**Activity**
Everything in the listing below needs restating exactly, apart from the pictures.

**Exercise materials**
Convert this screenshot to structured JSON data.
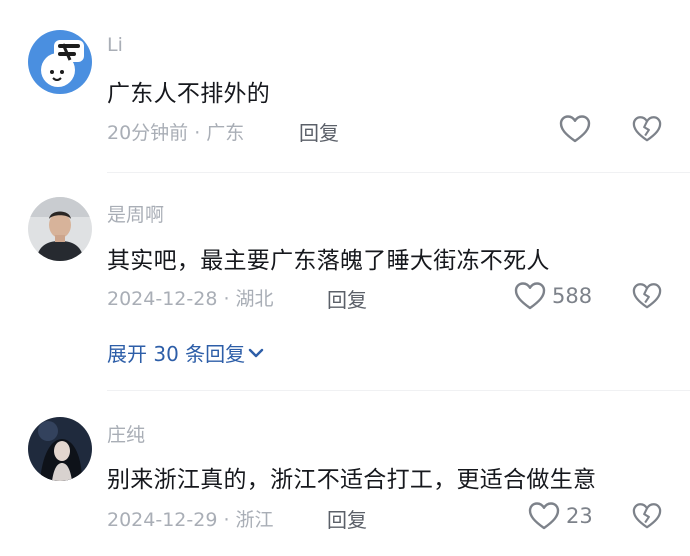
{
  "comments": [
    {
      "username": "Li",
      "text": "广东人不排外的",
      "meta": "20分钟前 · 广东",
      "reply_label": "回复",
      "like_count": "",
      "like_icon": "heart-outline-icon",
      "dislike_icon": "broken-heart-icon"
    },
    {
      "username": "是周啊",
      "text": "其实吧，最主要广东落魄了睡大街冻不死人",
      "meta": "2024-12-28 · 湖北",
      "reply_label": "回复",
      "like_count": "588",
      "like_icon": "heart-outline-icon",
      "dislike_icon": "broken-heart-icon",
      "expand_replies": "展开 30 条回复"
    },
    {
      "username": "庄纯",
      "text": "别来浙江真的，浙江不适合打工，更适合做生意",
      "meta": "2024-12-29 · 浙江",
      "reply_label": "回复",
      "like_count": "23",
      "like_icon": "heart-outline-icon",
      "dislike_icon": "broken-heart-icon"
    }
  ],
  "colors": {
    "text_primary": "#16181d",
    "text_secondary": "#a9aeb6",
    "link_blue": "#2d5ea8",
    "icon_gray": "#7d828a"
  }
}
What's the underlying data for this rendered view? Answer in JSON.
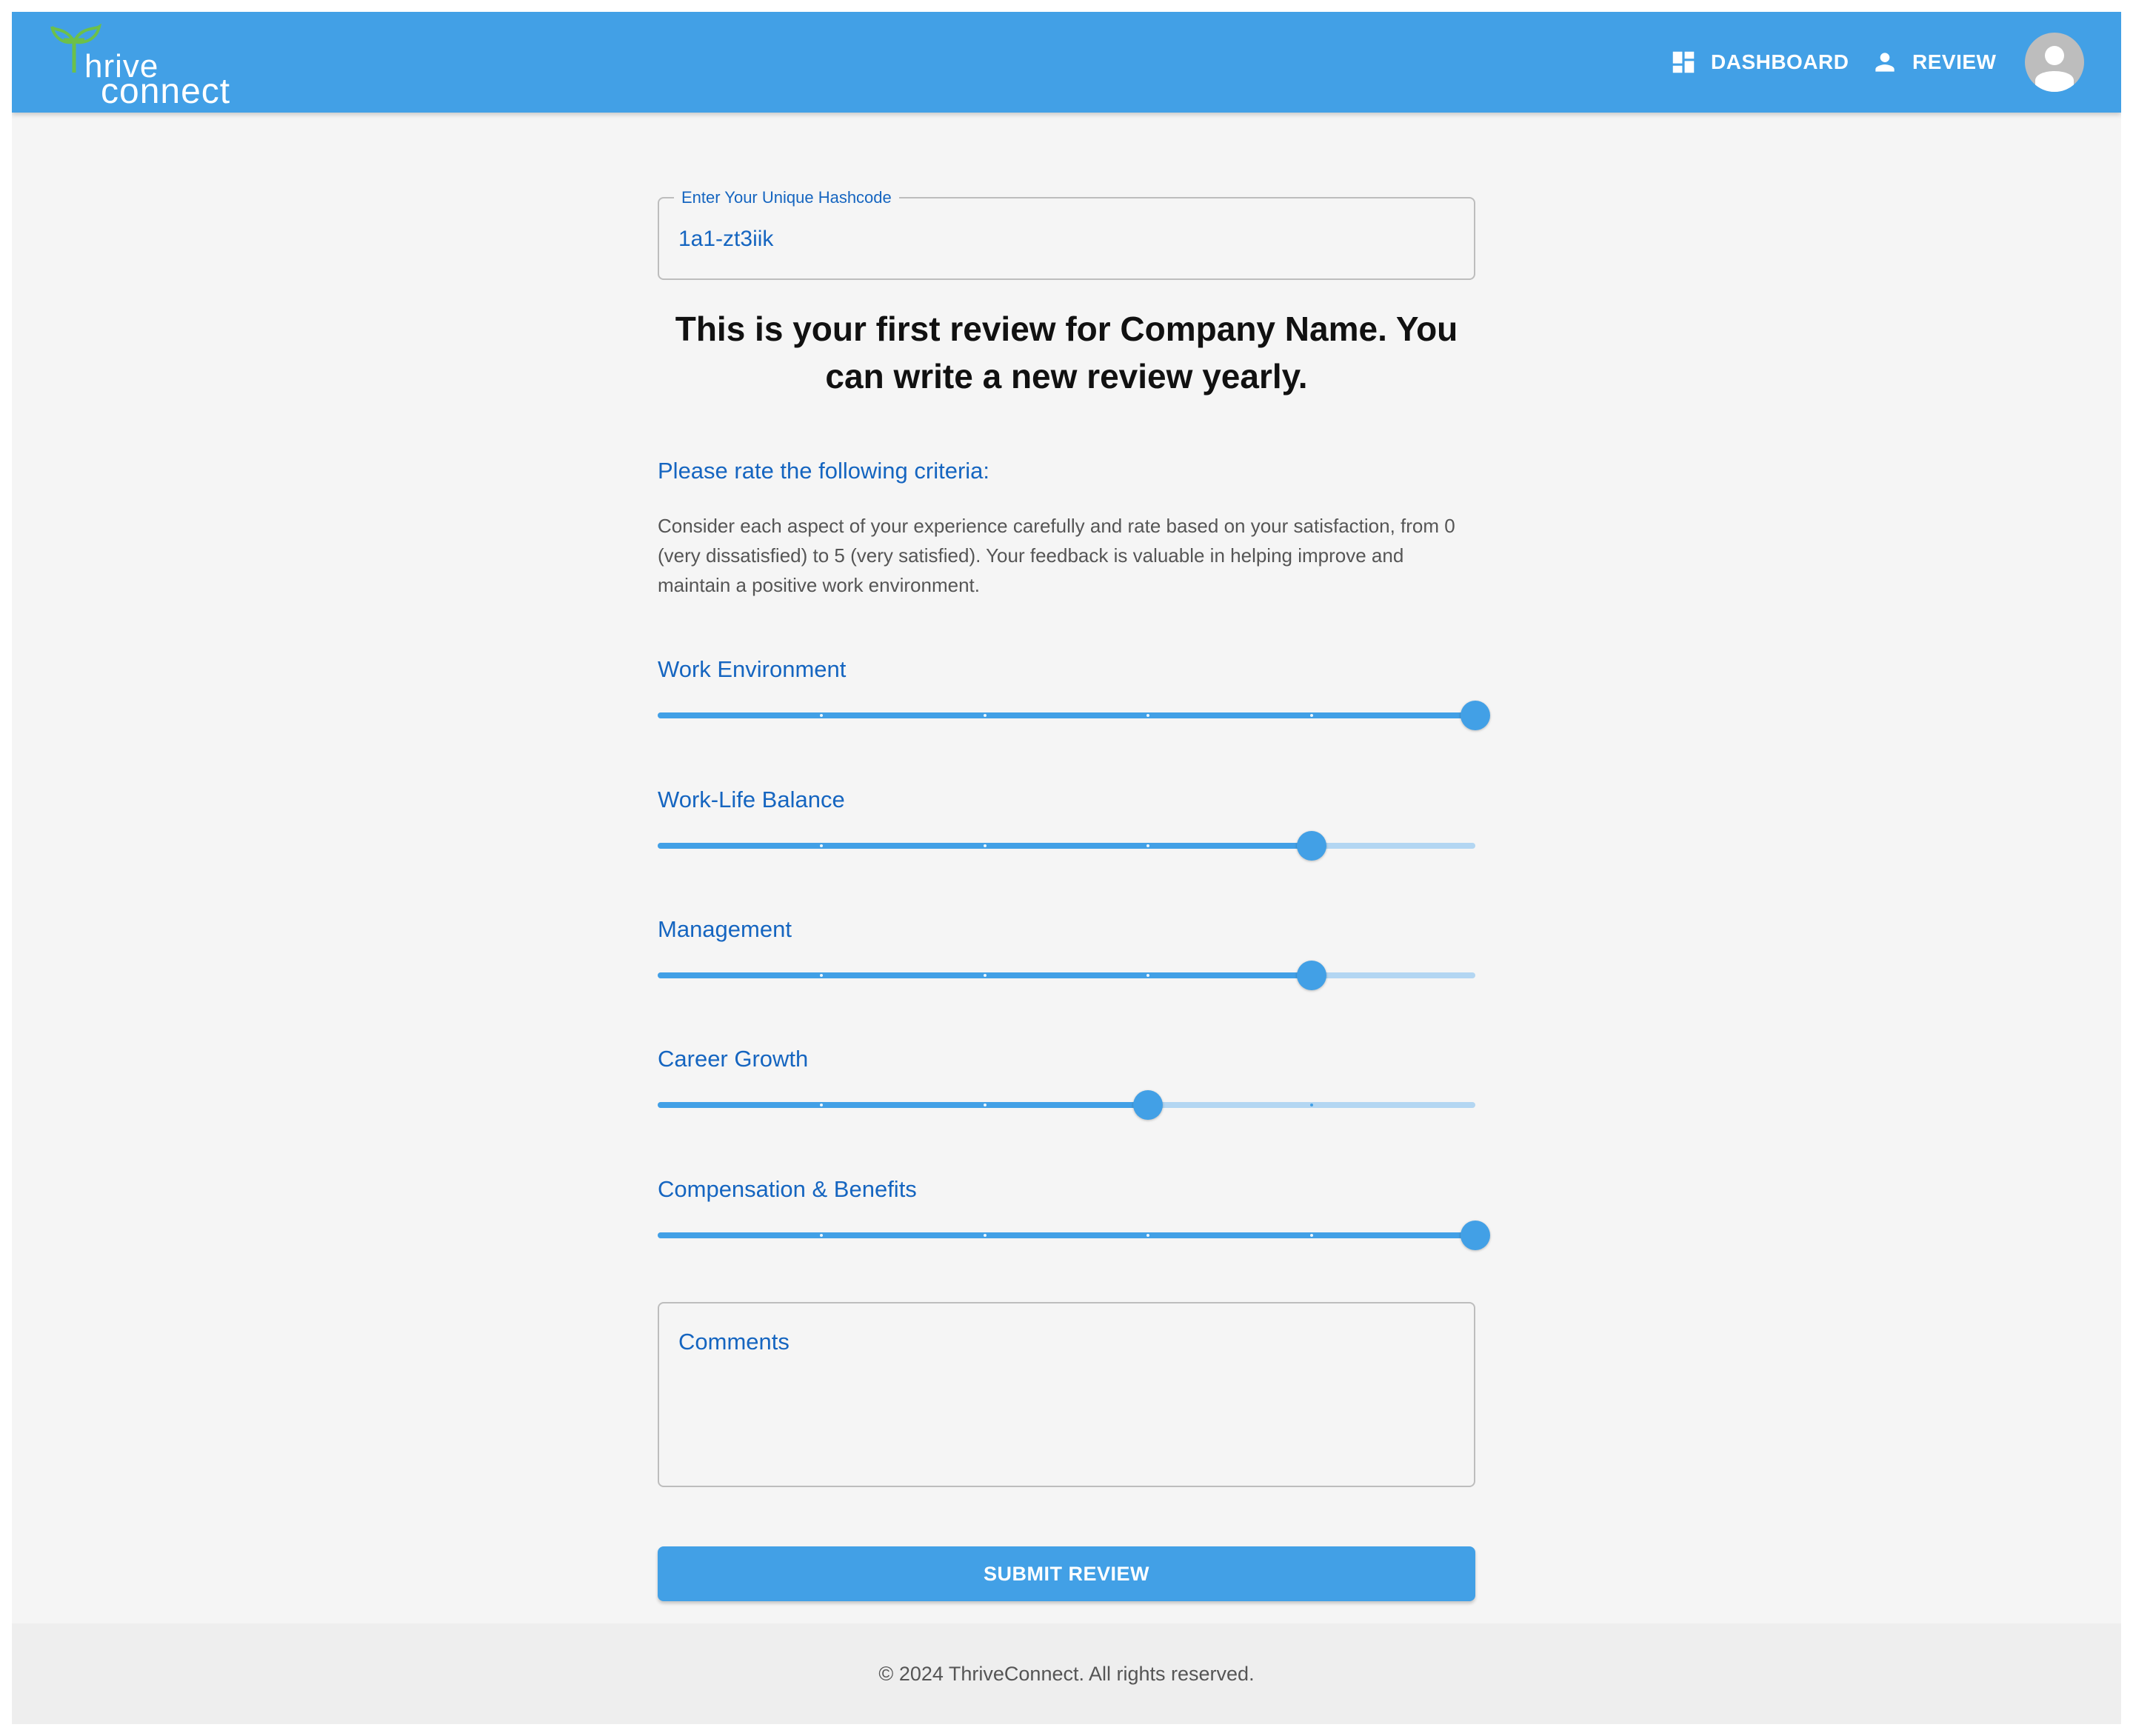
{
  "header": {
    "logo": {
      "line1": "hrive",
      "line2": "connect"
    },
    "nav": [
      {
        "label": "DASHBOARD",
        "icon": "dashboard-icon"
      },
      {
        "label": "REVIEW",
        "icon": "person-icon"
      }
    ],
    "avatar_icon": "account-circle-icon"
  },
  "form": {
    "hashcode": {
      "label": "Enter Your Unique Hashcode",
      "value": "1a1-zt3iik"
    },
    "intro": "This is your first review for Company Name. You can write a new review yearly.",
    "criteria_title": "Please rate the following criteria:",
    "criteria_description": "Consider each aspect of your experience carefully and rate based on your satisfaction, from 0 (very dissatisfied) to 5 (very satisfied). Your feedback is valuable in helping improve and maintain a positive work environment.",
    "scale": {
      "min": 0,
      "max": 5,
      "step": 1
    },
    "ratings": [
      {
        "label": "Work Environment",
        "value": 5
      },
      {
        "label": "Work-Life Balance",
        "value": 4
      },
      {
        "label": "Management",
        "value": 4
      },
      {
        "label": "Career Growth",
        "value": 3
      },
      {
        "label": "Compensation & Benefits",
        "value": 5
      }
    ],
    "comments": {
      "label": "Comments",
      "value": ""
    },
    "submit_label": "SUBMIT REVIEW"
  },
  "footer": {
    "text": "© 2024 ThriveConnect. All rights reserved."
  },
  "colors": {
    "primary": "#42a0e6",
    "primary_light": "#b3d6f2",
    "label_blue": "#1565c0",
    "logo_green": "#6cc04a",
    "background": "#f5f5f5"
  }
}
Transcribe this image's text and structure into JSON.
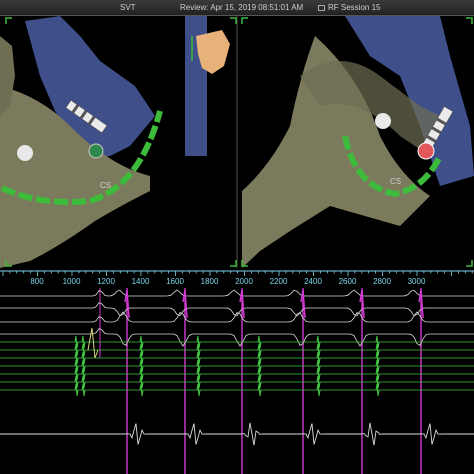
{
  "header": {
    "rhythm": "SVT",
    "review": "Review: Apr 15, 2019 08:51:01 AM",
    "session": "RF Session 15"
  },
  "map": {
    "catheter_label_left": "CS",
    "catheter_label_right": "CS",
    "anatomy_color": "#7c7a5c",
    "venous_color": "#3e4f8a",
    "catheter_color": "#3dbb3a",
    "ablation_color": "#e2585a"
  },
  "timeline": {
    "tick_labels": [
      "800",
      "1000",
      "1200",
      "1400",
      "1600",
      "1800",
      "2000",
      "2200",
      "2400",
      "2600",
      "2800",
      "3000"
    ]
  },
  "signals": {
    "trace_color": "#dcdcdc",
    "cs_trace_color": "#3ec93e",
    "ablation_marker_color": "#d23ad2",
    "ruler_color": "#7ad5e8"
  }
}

**Reply to the task**
Convert this screenshot to structured JSON data.
{
  "comments": [
    {
      "username": "Li",
      "text": "广东人不排外的",
      "meta": "20分钟前 · 广东",
      "reply_label": "回复",
      "like_count": "",
      "like_icon": "heart-outline-icon",
      "dislike_icon": "broken-heart-icon"
    },
    {
      "username": "是周啊",
      "text": "其实吧，最主要广东落魄了睡大街冻不死人",
      "meta": "2024-12-28 · 湖北",
      "reply_label": "回复",
      "like_count": "588",
      "like_icon": "heart-outline-icon",
      "dislike_icon": "broken-heart-icon",
      "expand_replies": "展开 30 条回复"
    },
    {
      "username": "庄纯",
      "text": "别来浙江真的，浙江不适合打工，更适合做生意",
      "meta": "2024-12-29 · 浙江",
      "reply_label": "回复",
      "like_count": "23",
      "like_icon": "heart-outline-icon",
      "dislike_icon": "broken-heart-icon"
    }
  ],
  "colors": {
    "text_primary": "#16181d",
    "text_secondary": "#a9aeb6",
    "link_blue": "#2d5ea8",
    "icon_gray": "#7d828a"
  }
}
What's the underlying data for this rendered view? Answer in JSON.
{
  "header": {
    "logo": {
      "line1": "hrive",
      "line2": "connect"
    },
    "nav": [
      {
        "label": "DASHBOARD",
        "icon": "dashboard-icon"
      },
      {
        "label": "REVIEW",
        "icon": "person-icon"
      }
    ],
    "avatar_icon": "account-circle-icon"
  },
  "form": {
    "hashcode": {
      "label": "Enter Your Unique Hashcode",
      "value": "1a1-zt3iik"
    },
    "intro": "This is your first review for Company Name. You can write a new review yearly.",
    "criteria_title": "Please rate the following criteria:",
    "criteria_description": "Consider each aspect of your experience carefully and rate based on your satisfaction, from 0 (very dissatisfied) to 5 (very satisfied). Your feedback is valuable in helping improve and maintain a positive work environment.",
    "scale": {
      "min": 0,
      "max": 5,
      "step": 1
    },
    "ratings": [
      {
        "label": "Work Environment",
        "value": 5
      },
      {
        "label": "Work-Life Balance",
        "value": 4
      },
      {
        "label": "Management",
        "value": 4
      },
      {
        "label": "Career Growth",
        "value": 3
      },
      {
        "label": "Compensation & Benefits",
        "value": 5
      }
    ],
    "comments": {
      "label": "Comments",
      "value": ""
    },
    "submit_label": "SUBMIT REVIEW"
  },
  "footer": {
    "text": "© 2024 ThriveConnect. All rights reserved."
  },
  "colors": {
    "primary": "#42a0e6",
    "primary_light": "#b3d6f2",
    "label_blue": "#1565c0",
    "logo_green": "#6cc04a",
    "background": "#f5f5f5"
  }
}
Transcribe this image's text and structure into JSON.
{
  "header": {
    "rhythm": "SVT",
    "review": "Review: Apr 15, 2019 08:51:01 AM",
    "session": "RF Session 15"
  },
  "map": {
    "catheter_label_left": "CS",
    "catheter_label_right": "CS",
    "anatomy_color": "#7c7a5c",
    "venous_color": "#3e4f8a",
    "catheter_color": "#3dbb3a",
    "ablation_color": "#e2585a"
  },
  "timeline": {
    "tick_labels": [
      "800",
      "1000",
      "1200",
      "1400",
      "1600",
      "1800",
      "2000",
      "2200",
      "2400",
      "2600",
      "2800",
      "3000"
    ]
  },
  "signals": {
    "trace_color": "#dcdcdc",
    "cs_trace_color": "#3ec93e",
    "ablation_marker_color": "#d23ad2",
    "ruler_color": "#7ad5e8"
  }
}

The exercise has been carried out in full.